__Exercise__: The expected answer is the data below, printed verbatim without its pictures.

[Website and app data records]
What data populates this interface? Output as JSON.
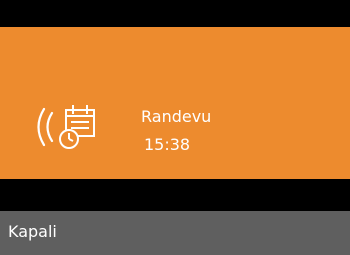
{
  "alert": {
    "title": "Randevu",
    "time": "15:38",
    "icon": "appointment-calendar-clock-icon",
    "ring_indicator_icon": "ringing-wave-icon"
  },
  "softkeys": {
    "left_label": "Kapali"
  },
  "colors": {
    "background": "#000000",
    "alert_panel": "#ED8B2E",
    "softkey_bar": "#5F5F5F",
    "text": "#FFFFFF"
  }
}
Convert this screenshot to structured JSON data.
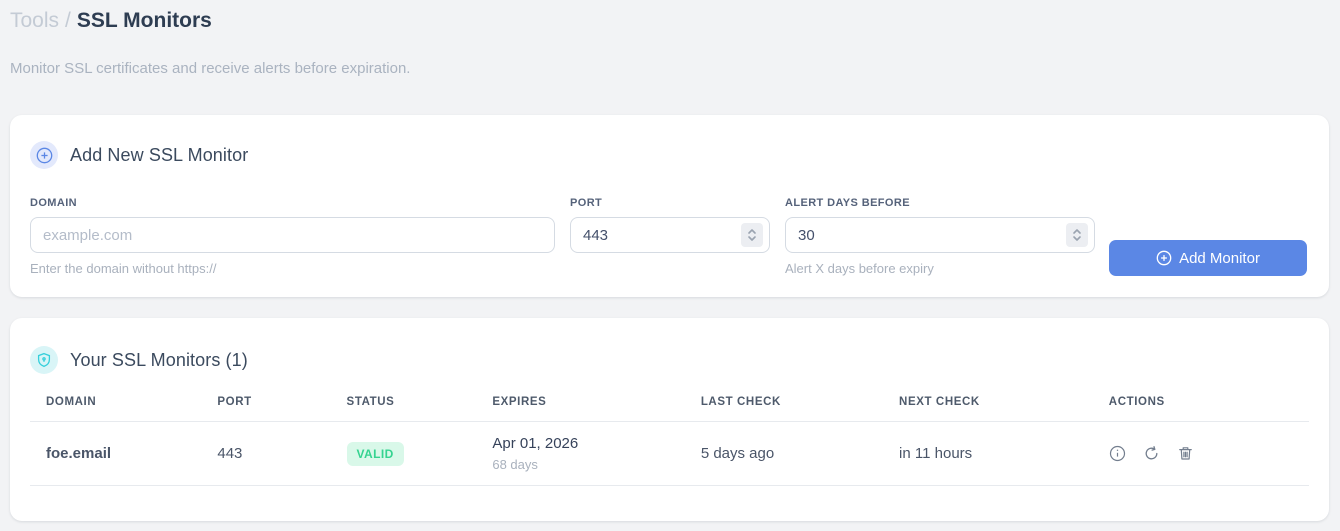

__Answer to this problem__:
What data populates this interface? Output as JSON.
{
  "alert": {
    "title": "Randevu",
    "time": "15:38",
    "icon": "appointment-calendar-clock-icon",
    "ring_indicator_icon": "ringing-wave-icon"
  },
  "softkeys": {
    "left_label": "Kapali"
  },
  "colors": {
    "background": "#000000",
    "alert_panel": "#ED8B2E",
    "softkey_bar": "#5F5F5F",
    "text": "#FFFFFF"
  }
}
Convert this screenshot to structured JSON data.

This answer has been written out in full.